WORK REQUEST:
Check each line of the entries below for the string "label"; copy every line where it appears.

DATASET RECORDS:
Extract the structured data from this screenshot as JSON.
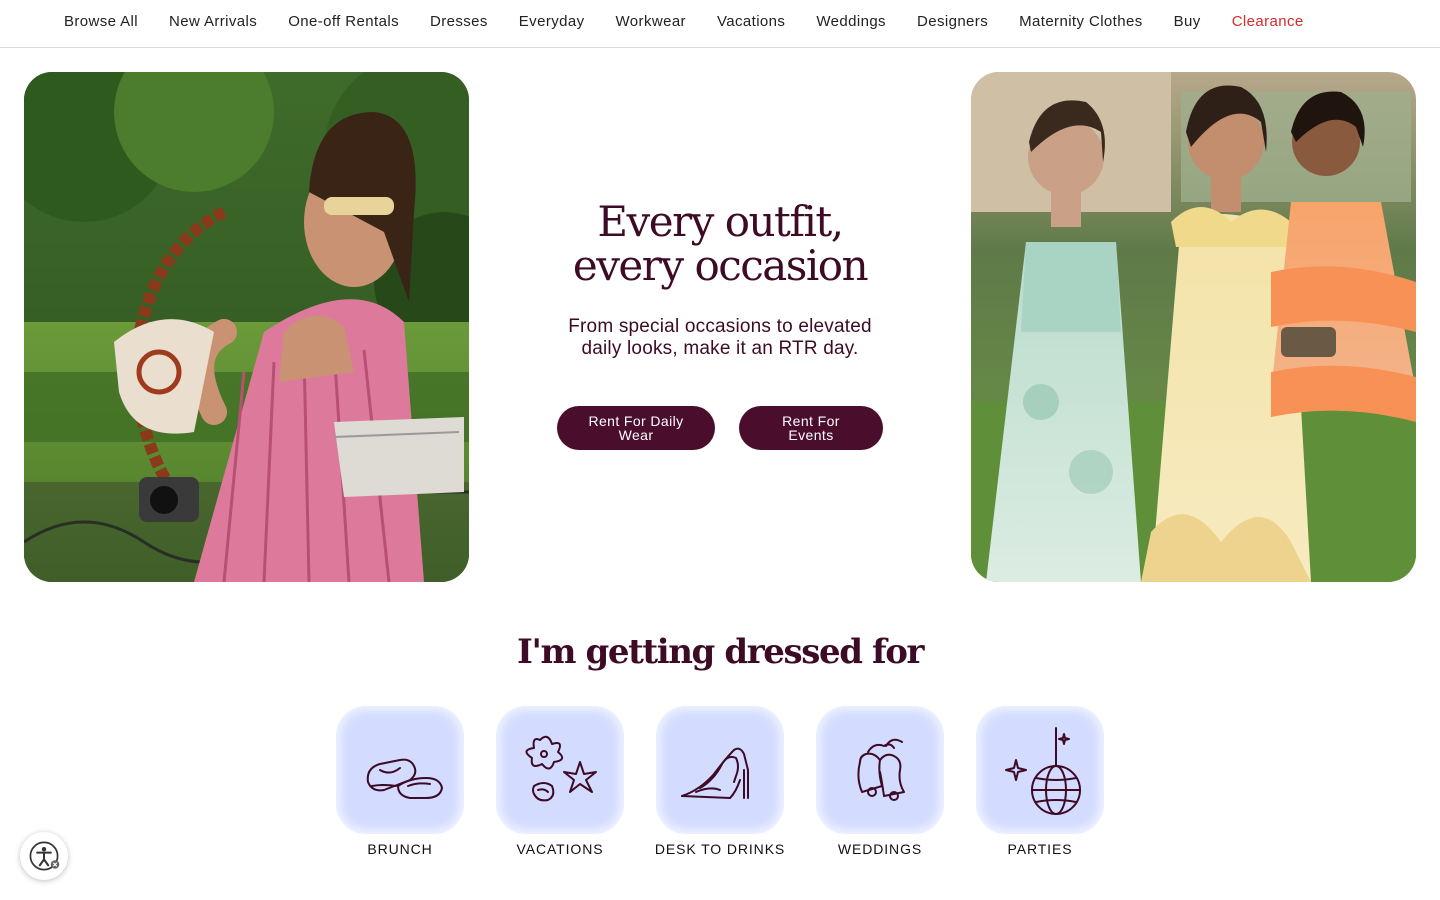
{
  "nav": {
    "items": [
      "Browse All",
      "New Arrivals",
      "One-off Rentals",
      "Dresses",
      "Everyday",
      "Workwear",
      "Vacations",
      "Weddings",
      "Designers",
      "Maternity Clothes",
      "Buy",
      "Clearance"
    ],
    "sale_color": "#d62b2b"
  },
  "hero": {
    "title": "Every outfit, every occasion",
    "subtitle": "From special occasions to elevated daily looks, make it an RTR day.",
    "buttons": {
      "daily": "Rent For Daily Wear",
      "events": "Rent For Events"
    },
    "accent_color": "#4a0d2c"
  },
  "occasions": {
    "title": "I'm getting dressed for",
    "tile_color": "#d3dcff",
    "items": [
      {
        "label": "BRUNCH",
        "icon": "loafers-icon"
      },
      {
        "label": "VACATIONS",
        "icon": "hibiscus-starfish-icon"
      },
      {
        "label": "DESK TO DRINKS",
        "icon": "high-heels-icon"
      },
      {
        "label": "WEDDINGS",
        "icon": "wedding-bells-icon"
      },
      {
        "label": "PARTIES",
        "icon": "disco-ball-icon"
      }
    ]
  },
  "accessibility": {
    "icon": "accessibility-icon"
  }
}
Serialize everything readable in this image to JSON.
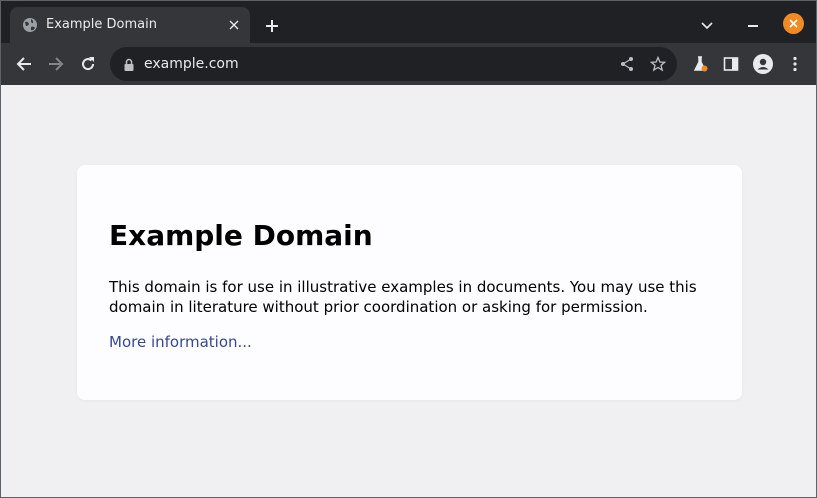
{
  "browser": {
    "tab": {
      "title": "Example Domain",
      "favicon": "globe-icon"
    },
    "toolbar": {
      "url": "example.com",
      "icons": [
        "back-arrow-icon",
        "forward-arrow-icon",
        "reload-icon",
        "lock-icon",
        "share-icon",
        "star-icon",
        "extension-flask-icon",
        "side-panel-icon",
        "profile-icon",
        "menu-dots-icon"
      ]
    },
    "window_controls": [
      "chevron-down-icon",
      "minimize-icon",
      "close-icon"
    ],
    "colors": {
      "frame": "#202124",
      "toolbar": "#35363a",
      "close_button": "#f08a24"
    }
  },
  "page": {
    "heading": "Example Domain",
    "paragraph": "This domain is for use in illustrative examples in documents. You may use this domain in literature without prior coordination or asking for permission.",
    "link_text": "More information...",
    "colors": {
      "background": "#f0f0f2",
      "card": "#fdfdff",
      "link": "#38488f"
    }
  }
}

RESULT FOR THIS TASK:
        "label": "BRUNCH",
        "label": "VACATIONS",
        "label": "DESK TO DRINKS",
        "label": "WEDDINGS",
        "label": "PARTIES",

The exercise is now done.